■ **Input**
----------------

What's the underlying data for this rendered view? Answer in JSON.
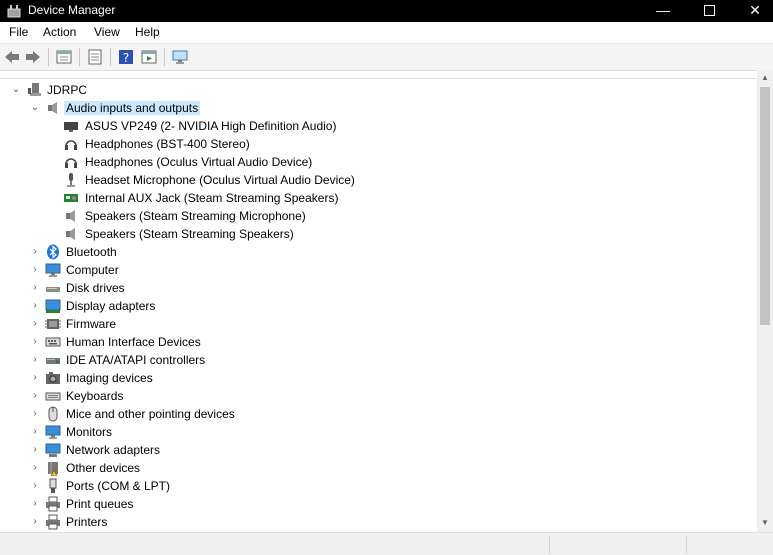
{
  "window": {
    "title": "Device Manager",
    "min": "—",
    "close": "✕"
  },
  "menu": [
    "File",
    "Action",
    "View",
    "Help"
  ],
  "toolbar": {
    "icons": [
      "back-icon",
      "forward-icon",
      "properties-icon",
      "view-icon",
      "help-icon",
      "run-icon",
      "computer-monitor-icon"
    ]
  },
  "tree": {
    "root": "JDRPC",
    "audio": {
      "label": "Audio inputs and outputs",
      "children": [
        "ASUS VP249 (2- NVIDIA High Definition Audio)",
        "Headphones (BST-400 Stereo)",
        "Headphones (Oculus Virtual Audio Device)",
        "Headset Microphone (Oculus Virtual Audio Device)",
        "Internal AUX Jack (Steam Streaming Speakers)",
        "Speakers (Steam Streaming Microphone)",
        "Speakers (Steam Streaming Speakers)"
      ]
    },
    "categories": [
      "Bluetooth",
      "Computer",
      "Disk drives",
      "Display adapters",
      "Firmware",
      "Human Interface Devices",
      "IDE ATA/ATAPI controllers",
      "Imaging devices",
      "Keyboards",
      "Mice and other pointing devices",
      "Monitors",
      "Network adapters",
      "Other devices",
      "Ports (COM & LPT)",
      "Print queues",
      "Printers"
    ]
  },
  "colors": {
    "selection": "#cce8ff",
    "titlebar": "#000000"
  }
}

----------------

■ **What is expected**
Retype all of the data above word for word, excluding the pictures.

■ **Final answer**
What's the underlying data for this rendered view? Answer in JSON.
{
  "window": {
    "title": "Device Manager",
    "min": "—",
    "close": "✕"
  },
  "menu": [
    "File",
    "Action",
    "View",
    "Help"
  ],
  "toolbar": {
    "icons": [
      "back-icon",
      "forward-icon",
      "properties-icon",
      "view-icon",
      "help-icon",
      "run-icon",
      "computer-monitor-icon"
    ]
  },
  "tree": {
    "root": "JDRPC",
    "audio": {
      "label": "Audio inputs and outputs",
      "children": [
        "ASUS VP249 (2- NVIDIA High Definition Audio)",
        "Headphones (BST-400 Stereo)",
        "Headphones (Oculus Virtual Audio Device)",
        "Headset Microphone (Oculus Virtual Audio Device)",
        "Internal AUX Jack (Steam Streaming Speakers)",
        "Speakers (Steam Streaming Microphone)",
        "Speakers (Steam Streaming Speakers)"
      ]
    },
    "categories": [
      "Bluetooth",
      "Computer",
      "Disk drives",
      "Display adapters",
      "Firmware",
      "Human Interface Devices",
      "IDE ATA/ATAPI controllers",
      "Imaging devices",
      "Keyboards",
      "Mice and other pointing devices",
      "Monitors",
      "Network adapters",
      "Other devices",
      "Ports (COM & LPT)",
      "Print queues",
      "Printers"
    ]
  },
  "colors": {
    "selection": "#cce8ff",
    "titlebar": "#000000"
  }
}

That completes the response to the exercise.